### WHAT YOU NEED TO DO
Take every line from the listing below that includes "photo" and copy it.

### DATA
-=-=-

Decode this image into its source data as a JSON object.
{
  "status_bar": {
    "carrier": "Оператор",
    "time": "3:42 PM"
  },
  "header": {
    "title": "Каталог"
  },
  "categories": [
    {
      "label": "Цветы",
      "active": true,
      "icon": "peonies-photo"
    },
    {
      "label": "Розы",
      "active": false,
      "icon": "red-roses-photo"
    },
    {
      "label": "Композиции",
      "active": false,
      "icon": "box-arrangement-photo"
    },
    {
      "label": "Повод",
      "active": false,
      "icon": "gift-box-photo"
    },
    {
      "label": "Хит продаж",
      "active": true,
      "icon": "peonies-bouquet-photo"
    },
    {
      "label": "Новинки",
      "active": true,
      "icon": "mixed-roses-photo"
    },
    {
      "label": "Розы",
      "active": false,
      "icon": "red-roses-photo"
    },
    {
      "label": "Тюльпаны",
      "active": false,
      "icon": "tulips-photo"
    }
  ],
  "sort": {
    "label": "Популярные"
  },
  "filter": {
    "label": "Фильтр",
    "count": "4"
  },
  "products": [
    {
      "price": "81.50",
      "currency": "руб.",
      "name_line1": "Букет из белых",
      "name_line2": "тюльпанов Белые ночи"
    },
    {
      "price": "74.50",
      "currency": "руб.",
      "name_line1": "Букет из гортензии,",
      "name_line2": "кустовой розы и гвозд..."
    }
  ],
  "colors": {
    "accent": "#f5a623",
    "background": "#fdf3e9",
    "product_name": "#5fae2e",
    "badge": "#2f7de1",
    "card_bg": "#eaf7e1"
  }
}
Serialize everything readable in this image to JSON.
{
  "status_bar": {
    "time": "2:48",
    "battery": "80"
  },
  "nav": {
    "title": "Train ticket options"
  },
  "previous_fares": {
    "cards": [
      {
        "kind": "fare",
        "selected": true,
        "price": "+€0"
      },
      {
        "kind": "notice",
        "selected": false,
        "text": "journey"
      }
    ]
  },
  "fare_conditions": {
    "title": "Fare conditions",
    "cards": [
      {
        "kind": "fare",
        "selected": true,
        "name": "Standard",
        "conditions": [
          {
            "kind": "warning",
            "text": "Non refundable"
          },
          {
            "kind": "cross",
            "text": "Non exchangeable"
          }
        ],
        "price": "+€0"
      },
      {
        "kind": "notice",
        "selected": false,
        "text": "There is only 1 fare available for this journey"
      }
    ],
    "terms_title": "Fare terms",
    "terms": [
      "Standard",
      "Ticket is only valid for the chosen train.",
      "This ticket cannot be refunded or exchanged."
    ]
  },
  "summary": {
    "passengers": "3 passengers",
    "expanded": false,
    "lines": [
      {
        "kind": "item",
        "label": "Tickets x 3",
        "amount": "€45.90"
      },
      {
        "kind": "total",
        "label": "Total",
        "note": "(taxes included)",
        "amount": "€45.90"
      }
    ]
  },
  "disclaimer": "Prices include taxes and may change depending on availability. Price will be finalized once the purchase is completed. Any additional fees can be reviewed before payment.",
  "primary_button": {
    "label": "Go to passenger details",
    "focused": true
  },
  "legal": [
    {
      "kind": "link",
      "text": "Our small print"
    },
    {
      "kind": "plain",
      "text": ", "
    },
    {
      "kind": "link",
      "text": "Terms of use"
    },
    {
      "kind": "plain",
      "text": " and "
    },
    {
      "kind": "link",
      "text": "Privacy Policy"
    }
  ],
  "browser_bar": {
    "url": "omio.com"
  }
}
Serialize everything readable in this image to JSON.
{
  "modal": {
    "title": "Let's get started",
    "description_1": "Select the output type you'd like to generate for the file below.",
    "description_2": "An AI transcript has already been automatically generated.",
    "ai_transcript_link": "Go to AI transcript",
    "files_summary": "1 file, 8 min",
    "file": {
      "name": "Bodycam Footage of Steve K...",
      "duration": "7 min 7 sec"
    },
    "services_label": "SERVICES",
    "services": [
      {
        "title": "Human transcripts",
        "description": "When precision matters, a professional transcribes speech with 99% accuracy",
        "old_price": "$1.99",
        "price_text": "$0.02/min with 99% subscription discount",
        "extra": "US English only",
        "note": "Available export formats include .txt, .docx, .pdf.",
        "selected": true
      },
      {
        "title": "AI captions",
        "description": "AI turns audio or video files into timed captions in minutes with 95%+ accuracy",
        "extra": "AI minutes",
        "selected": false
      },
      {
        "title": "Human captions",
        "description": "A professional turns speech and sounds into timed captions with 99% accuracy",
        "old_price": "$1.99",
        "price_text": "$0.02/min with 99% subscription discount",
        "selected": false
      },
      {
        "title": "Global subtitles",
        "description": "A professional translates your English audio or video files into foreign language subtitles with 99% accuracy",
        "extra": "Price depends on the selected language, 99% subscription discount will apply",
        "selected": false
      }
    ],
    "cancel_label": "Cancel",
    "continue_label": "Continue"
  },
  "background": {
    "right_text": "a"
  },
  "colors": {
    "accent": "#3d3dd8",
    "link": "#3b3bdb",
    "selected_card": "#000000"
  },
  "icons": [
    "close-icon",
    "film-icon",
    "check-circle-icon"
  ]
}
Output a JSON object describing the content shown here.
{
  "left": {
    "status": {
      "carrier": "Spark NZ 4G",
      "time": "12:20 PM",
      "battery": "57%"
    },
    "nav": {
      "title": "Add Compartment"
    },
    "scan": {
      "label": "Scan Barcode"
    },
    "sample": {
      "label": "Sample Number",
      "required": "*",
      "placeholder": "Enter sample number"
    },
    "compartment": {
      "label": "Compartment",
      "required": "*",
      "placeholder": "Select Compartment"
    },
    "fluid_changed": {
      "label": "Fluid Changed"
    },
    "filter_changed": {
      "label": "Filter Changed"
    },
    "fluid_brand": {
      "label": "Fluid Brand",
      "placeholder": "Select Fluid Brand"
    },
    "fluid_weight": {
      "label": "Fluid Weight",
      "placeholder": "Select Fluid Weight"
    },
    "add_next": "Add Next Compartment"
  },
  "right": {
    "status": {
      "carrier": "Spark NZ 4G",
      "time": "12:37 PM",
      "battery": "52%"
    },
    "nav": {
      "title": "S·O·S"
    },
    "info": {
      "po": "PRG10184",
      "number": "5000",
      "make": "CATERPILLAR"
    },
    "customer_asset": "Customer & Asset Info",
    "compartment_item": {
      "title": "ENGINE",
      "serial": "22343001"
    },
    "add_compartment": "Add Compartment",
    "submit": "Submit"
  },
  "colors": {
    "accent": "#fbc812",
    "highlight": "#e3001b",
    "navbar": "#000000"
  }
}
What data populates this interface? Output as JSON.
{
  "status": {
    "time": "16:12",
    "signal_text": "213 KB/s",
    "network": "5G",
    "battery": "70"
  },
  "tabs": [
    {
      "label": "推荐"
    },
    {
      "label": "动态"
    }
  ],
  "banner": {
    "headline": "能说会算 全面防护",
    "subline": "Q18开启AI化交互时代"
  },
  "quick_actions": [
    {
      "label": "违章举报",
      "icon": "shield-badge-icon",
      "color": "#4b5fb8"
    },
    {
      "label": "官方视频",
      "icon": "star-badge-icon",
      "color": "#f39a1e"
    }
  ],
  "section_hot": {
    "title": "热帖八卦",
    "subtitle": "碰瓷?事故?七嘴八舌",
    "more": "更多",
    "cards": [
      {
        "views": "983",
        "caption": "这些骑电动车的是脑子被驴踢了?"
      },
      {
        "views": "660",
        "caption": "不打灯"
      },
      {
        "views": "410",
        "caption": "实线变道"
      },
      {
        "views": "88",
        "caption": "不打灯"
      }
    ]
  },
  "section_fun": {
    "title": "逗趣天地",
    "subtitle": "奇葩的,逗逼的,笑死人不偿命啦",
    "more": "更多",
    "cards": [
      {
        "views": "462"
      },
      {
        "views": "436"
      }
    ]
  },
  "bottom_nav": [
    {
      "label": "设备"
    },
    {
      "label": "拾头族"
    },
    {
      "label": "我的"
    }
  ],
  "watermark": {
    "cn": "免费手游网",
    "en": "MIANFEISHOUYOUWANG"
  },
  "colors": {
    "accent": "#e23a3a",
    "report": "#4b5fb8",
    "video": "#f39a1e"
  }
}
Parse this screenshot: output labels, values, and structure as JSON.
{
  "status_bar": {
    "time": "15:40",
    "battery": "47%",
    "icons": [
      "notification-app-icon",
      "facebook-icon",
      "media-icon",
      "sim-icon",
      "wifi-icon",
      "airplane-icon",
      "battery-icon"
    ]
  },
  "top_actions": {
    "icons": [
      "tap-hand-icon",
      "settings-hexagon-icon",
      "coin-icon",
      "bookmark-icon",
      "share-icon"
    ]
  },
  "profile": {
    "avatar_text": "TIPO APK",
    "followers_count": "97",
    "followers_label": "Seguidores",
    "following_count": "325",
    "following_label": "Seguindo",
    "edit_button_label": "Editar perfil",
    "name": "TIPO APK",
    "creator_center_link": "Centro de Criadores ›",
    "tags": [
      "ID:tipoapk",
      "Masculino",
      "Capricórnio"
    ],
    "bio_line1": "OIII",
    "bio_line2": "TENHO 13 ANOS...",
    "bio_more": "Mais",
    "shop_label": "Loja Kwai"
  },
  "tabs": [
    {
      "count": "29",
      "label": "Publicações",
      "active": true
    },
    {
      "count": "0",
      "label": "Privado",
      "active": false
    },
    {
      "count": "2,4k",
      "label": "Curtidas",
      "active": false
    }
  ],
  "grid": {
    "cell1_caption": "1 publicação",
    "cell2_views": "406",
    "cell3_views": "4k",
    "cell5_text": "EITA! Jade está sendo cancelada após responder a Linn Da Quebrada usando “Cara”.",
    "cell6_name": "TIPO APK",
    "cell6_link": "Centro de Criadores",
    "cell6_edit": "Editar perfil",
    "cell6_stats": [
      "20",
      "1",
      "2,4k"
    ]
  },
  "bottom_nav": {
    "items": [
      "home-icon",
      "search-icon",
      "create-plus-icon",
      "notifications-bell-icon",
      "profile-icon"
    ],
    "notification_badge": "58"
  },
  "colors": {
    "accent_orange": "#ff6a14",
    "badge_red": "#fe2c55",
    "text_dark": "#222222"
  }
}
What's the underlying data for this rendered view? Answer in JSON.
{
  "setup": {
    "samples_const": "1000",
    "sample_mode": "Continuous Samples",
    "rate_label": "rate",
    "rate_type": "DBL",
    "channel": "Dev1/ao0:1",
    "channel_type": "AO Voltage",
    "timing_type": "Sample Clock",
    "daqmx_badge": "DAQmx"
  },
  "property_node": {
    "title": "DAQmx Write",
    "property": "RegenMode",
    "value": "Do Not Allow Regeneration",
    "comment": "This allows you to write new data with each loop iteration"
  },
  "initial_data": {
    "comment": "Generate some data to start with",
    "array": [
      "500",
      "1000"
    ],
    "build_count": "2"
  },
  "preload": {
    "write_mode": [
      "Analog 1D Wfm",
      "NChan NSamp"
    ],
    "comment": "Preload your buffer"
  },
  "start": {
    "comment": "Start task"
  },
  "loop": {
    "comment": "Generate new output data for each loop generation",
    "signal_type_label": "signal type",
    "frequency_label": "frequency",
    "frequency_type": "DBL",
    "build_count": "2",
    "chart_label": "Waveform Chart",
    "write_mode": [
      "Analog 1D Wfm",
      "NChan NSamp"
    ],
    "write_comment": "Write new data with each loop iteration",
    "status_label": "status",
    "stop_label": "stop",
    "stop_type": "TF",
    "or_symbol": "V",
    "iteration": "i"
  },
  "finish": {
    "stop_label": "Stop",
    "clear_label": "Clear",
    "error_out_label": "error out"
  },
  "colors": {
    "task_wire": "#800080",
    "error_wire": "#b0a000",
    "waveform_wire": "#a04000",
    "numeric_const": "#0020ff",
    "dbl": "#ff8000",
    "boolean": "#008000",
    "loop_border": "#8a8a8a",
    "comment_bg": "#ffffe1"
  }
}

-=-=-

### EXERCISE RESPONSE
      "icon": "peonies-photo"
      "icon": "red-roses-photo"
      "icon": "box-arrangement-photo"
      "icon": "gift-box-photo"
      "icon": "peonies-bouquet-photo"
      "icon": "mixed-roses-photo"
      "icon": "red-roses-photo"
      "icon": "tulips-photo"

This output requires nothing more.